Accuracy of a laryngopharyngeal endoscopic esthesiometer (LPEER) for evaluating laryngopharyngeal mechanosensitivity: A validation study in a prospectively recruited cohort of patients

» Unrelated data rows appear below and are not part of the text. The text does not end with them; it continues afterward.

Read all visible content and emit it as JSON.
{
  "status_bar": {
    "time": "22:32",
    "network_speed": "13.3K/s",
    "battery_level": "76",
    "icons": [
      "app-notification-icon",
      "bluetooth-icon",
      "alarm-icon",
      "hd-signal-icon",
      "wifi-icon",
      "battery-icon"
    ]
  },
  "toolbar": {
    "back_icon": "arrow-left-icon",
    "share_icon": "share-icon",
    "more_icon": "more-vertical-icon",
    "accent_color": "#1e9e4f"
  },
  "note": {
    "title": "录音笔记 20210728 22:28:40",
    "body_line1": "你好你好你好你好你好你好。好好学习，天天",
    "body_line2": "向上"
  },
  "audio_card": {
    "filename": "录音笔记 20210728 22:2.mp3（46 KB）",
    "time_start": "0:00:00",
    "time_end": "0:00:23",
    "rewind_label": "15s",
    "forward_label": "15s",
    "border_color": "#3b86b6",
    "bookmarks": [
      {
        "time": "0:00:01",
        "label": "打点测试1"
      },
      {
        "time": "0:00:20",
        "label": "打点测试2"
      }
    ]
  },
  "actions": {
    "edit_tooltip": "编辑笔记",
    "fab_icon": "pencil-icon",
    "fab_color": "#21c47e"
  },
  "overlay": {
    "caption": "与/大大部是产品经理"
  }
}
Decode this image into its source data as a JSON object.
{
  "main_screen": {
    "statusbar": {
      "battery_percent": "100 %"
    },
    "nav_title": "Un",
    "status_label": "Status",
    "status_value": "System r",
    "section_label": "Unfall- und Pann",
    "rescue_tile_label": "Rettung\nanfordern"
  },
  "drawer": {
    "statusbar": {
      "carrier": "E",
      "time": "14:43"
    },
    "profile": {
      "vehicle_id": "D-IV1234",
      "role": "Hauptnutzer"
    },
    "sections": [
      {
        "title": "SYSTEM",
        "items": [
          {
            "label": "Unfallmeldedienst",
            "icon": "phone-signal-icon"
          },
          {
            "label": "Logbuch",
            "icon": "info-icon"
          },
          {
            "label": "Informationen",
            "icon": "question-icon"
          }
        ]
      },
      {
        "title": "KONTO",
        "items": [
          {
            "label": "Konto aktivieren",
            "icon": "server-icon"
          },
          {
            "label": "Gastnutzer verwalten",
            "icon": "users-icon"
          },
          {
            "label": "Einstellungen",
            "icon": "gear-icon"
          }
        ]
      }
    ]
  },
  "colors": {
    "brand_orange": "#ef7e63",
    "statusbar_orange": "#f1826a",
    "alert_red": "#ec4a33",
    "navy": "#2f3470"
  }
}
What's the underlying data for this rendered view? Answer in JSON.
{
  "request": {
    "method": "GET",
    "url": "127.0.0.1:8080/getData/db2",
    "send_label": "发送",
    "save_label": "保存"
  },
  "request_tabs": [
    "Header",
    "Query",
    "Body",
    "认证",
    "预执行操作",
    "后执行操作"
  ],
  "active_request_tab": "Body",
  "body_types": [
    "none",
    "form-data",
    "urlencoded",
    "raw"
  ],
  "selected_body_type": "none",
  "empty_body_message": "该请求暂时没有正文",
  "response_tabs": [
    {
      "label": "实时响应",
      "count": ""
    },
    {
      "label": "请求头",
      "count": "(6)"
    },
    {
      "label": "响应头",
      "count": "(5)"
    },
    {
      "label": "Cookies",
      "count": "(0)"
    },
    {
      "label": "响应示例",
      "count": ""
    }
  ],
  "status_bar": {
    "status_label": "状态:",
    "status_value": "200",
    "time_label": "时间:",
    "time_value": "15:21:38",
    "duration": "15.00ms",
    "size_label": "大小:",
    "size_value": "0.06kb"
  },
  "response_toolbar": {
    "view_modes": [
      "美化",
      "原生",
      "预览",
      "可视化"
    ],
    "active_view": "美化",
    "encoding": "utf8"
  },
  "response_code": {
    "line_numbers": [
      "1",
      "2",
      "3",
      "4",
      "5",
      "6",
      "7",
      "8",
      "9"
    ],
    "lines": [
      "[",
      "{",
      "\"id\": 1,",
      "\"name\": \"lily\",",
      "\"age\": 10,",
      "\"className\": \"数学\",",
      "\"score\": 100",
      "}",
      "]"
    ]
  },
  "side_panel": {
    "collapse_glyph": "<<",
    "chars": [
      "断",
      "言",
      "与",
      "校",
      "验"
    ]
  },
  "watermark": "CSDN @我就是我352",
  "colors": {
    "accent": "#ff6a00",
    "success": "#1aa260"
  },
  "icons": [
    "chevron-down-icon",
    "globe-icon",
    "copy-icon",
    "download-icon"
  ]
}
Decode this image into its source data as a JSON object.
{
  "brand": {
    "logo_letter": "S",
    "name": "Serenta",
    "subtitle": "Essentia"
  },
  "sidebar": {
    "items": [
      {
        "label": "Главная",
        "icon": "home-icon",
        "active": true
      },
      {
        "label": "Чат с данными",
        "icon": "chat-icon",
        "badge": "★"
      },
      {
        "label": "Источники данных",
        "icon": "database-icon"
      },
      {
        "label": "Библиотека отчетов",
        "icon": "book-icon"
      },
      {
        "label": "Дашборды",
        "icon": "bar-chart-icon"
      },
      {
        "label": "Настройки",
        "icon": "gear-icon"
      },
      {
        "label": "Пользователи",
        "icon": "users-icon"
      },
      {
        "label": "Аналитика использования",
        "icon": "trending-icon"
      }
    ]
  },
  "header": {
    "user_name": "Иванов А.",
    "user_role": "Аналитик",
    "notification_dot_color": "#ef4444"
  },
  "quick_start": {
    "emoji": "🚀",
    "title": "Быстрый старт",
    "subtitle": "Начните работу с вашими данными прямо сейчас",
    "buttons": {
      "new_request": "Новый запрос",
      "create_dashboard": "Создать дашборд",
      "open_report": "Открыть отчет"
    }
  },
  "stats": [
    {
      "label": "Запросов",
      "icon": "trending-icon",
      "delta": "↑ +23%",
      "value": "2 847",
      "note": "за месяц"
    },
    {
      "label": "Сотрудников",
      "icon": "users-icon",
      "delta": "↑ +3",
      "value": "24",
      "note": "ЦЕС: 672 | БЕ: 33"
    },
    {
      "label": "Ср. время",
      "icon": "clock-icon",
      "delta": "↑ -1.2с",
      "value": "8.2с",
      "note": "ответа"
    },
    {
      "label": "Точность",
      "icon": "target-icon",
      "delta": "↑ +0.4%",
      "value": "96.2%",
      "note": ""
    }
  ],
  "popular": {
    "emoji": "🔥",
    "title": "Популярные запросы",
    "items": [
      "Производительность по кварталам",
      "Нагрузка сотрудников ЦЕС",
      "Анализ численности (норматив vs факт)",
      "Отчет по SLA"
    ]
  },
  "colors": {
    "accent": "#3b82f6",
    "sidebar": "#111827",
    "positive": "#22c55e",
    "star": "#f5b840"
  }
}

Recent studies have shown an association between alterations in laryngopharyngeal mechanosensitivity (LPMS) and dysphagia, obstructive sleep apnea, and chronic cough hypersensitivity syndrome. A previous reliability study of a new laryngopharyngeal endoscopic esthesiometer and rangefinder (LPEER) showed high intra- and inter-rater reliability; however, its accuracy has not been tested. We performed an accuracy study of the LPEER in a prospectively and consecutively recruited cohort of 118 patients at two tertiary care university hospitals. Most of the patients were suffering from dysphagia, and all of them underwent a standard clinical evaluation and fiberoptic endoscopic evaluation of swallowing with sensory testing (FEESST) using a new sensory testing protocol. The sensory test included determinations of the laryngeal adductor reflex threshold (LART), the cough reflex threshold (CRT) and the gag reflex threshold (GRT). Abnormalities on these reflex thresholds were evaluated for associations with major alterations in swallowing safety (pharyngeal residues, penetration, and aspiration). We evaluated the discriminative capacity of the LPMS test using ROC curves and the area under the curve (AUC-ROC) and its relationship with the eight-point penetration-aspiration scale (PAS) using the Spearman's ¿ correlation coefficient (SCC). We found a positive correlation between the PAS and LART (SCC 0.47; P < 0.001), CRT (SCC 0.46; P < 0.001) and GRT (SCC 0.34; P = 0.002). The AUC-ROC values for detecting a PAS ¿7 were as follows: LART, 0.83 (P < 0.0001); CRT, 0.79 (P < 0.0001); GRT, 0.72 (P < 0.0001). In this study, the LPEER showed good accuracy for evaluating LPMS. These results justify further validation studies in independent populations.